What is part-time work?
There is no specific number of hours that makes one worker part-time and another full-time. A part-time worker legally just means any worker who works less than the normal full-time hours in that workplace. While there is no set number of hours someone has to work to be considered full- or part-time, full-time workers usually work at least 35 hours per week.
The rules apply to 'workers' which covers some consultants and contractors, as well as employees. For more information on the differences between workers, employees and consultants, read Consultants, workers and employees.
What legal issues does part-time working raise?
Under the Part-time Workers (Prevention of Less Favourable Treatment) Regulations 2000, part-time workers have specific legal protections prohibiting less favourable treatment as compared to full-time workers. This particularly impacts:
wages and other pay rates (eg sick pay and family leave payments, like maternity pay)
leave rights (eg holiday, sick leave and various types of family leave)
career opportunities and development
selection for promotions transfers or redundancy
Part-time workers are statistically more likely to be female than male. So, treating part-time workers less favourably may also be indirect sex discrimination under the Equality Act 2010. This is where a working practice applies to the whole workforce but one person (or group) is put at a disadvantage because of their sex.
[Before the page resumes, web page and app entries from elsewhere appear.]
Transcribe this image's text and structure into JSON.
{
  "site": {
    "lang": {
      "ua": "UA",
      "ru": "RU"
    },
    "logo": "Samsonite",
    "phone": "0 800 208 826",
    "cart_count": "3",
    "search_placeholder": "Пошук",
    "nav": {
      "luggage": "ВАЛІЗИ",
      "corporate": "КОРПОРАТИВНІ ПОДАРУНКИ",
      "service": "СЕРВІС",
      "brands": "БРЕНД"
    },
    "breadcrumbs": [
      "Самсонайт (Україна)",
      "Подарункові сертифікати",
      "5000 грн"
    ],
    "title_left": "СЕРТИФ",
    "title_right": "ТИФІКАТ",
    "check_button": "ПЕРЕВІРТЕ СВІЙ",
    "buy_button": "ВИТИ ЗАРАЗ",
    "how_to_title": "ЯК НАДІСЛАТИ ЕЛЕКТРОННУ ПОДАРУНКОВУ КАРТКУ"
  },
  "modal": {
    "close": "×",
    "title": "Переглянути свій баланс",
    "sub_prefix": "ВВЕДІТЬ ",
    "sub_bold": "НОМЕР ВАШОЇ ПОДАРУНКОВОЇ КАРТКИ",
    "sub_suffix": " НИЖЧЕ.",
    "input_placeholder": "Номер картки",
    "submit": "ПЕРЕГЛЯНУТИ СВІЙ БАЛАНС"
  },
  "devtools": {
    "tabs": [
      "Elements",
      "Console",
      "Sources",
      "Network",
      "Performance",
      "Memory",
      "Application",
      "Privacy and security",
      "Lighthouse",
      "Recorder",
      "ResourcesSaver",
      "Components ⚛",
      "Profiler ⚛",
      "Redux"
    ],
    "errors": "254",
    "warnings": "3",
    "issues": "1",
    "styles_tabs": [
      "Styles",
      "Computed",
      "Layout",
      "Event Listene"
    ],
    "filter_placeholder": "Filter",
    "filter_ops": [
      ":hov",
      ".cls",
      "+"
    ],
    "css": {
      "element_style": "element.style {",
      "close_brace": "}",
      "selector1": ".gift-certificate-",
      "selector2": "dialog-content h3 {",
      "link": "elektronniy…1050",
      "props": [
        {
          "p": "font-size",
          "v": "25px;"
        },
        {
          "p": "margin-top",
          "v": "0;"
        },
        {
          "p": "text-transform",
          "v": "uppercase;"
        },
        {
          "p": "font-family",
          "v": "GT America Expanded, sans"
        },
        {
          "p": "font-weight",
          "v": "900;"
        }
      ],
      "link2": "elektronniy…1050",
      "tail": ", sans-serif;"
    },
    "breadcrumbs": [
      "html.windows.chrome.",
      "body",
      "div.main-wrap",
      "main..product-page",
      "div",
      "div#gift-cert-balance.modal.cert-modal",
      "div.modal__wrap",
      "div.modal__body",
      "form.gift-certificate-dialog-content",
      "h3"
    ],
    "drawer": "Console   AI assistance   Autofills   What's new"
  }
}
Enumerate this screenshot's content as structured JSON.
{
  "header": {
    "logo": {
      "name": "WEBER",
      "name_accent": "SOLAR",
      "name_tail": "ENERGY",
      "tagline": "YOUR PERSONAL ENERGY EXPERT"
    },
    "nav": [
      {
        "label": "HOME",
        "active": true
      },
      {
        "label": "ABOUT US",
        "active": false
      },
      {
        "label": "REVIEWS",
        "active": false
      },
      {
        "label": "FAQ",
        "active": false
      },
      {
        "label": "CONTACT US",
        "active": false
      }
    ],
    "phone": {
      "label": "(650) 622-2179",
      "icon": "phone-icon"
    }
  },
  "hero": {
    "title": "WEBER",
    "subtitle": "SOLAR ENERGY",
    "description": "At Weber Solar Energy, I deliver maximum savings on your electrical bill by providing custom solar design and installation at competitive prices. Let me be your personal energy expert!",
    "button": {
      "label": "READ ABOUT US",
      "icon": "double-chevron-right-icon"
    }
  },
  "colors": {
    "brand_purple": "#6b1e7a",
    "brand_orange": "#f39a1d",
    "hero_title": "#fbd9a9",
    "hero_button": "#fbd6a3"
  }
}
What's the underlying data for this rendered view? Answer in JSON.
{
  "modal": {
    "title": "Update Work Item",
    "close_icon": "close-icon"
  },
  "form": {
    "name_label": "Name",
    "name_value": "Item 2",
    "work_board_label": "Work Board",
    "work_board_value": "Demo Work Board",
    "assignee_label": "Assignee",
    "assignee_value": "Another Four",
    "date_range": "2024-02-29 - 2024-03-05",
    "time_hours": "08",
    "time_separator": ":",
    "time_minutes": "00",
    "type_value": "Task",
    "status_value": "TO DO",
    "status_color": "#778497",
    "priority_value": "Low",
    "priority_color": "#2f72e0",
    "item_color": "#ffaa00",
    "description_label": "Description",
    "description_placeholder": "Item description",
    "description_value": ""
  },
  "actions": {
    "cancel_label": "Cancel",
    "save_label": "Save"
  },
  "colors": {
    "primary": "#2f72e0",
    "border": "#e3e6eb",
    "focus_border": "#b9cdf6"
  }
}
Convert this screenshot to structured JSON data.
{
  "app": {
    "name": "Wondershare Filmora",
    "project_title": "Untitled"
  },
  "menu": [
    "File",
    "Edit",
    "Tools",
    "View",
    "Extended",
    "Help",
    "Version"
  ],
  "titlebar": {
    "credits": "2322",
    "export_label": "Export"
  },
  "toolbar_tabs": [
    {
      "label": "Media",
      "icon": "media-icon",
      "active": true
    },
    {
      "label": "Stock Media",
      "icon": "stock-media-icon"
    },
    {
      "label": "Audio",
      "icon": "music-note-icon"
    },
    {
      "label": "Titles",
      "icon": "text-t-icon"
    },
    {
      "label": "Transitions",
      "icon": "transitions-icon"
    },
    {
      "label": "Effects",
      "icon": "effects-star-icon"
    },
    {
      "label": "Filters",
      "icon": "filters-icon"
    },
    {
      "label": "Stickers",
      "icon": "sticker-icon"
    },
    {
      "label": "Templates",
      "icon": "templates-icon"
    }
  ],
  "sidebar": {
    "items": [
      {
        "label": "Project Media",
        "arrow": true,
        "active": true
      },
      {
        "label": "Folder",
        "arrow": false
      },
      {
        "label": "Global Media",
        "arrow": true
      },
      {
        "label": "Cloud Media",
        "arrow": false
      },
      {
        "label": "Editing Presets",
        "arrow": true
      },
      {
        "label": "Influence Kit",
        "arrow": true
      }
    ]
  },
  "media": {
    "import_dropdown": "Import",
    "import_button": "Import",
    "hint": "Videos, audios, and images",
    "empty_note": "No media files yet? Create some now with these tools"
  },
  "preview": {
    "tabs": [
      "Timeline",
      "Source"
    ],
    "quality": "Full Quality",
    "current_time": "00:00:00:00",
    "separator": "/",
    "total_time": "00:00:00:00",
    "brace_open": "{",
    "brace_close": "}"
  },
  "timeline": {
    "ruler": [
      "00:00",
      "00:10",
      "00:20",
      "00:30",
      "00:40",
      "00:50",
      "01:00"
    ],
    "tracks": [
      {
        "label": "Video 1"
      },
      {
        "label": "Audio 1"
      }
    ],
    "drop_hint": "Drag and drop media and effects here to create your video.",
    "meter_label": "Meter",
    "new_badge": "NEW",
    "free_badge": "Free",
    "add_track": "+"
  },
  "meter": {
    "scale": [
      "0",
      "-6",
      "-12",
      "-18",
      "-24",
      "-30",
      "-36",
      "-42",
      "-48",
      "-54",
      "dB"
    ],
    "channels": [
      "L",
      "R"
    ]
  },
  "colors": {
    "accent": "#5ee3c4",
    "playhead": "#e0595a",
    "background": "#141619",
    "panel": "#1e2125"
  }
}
For more information, read Equal opportunities and discrimination.
Pay and benefits
Pay and leave benefits are calculated on a pro-rata basis. Pro-rata means in proportion to the hours worked. This means that part-time workers should receive a pro-rated proportion of pay and benefits received by a comparable full-time worker, according to the proportion of full-time hours they work. These terms should be written into their Employment contract.
A comparable full-time worker is someone who:
works for the same employer and at the same place (where no comparable full-time worker works at the same place, at a different place)
works under the same type of contract (eg not some working under an apprenticeship agreement)
is paid fully or partially by reference to the time they work
performs the same or similar work, and
has similar levels of skills, qualifications and experience
Holiday entitlement should be pro-rated but it is permissible to only give bank holidays that fall on the normal days of work of a part-time staff member.
For pay, it is generally a straightforward exercise to pro-rate the entitlements.
However, some benefits cannot readily be pro-rated, such as a company car, insurance benefits or gym memberships and employers sometimes simply withhold these benefits from part-time staff. For benefits that are withheld from part-time workers, the employer will have to show that this is objectively justified. To be an objective justification the reason for the different treatment must be:
necessary to achieve a legitimate aim or business objective, and
a necessary and appropriate way to achieve this objective
This may require showing that less discriminatory alternatives were considered but were not practicable (eg because the costs involved were disproportionate). One route to consider is providing a pro-rated cash equivalent of the benefit.
What if a part-time worker is treated less favourably?
Any part-time workers who believe they are treated less favourably than full-time workers should speak to their employer or trade union representative. Doing this can help resolve any issues without the need for a formal process.
Part-time workers are also entitled to a written statement of reasons for any treatment that is less favourable than that of full-time workers. Requests for a statement of reason should be made in writing and employers must provide the statement within 21 days of the request being made.
Where the employer fails to provide a justifiable reason or the worker is not satisfied that the reason given was objectively justified, they may be able to bring a case to an Employment Tribunal.
Sometimes part-time workers are viewed as less committed staff members or not taken seriously in the workplace because of their part-time status. This is unlawful and part-time workers should be given the same access to training, promotion and other opportunities as full-time workers.
Bear in mind that a request to work part-time may qualify as a statutory flexible working request requiring a formal process and response. It’s worth having a Flexible working policy in place to ensure that rights are upheld and obligations are met. For more information, read Flexible working. Even if it does not qualify as a flexible working request, there may be issues of sex discrimination to look out for.
Employers may offer overtime pay to staff who work more hours than the employment contract says. Under the law, part-time workers are not entitled to overtime pay unless they have worked more than the hours normally worked by a full-time worker. However, employers may have a different overtime policy (eg allowing part-time workers to receive overtime pay if they work more than their normal hours). As a result, employers should check their internal policies and relevant employment contract before offering (or refusing to offer) overtime and overtime pay to part-time workers.
Employees should not be selected for redundancy on the basis that they are part-time and care should be taken to ensure that the selection criteria are adjusted so that they are fair to part-time staff.
If you have any questions about part-time workers and their rights, Ask a lawyer.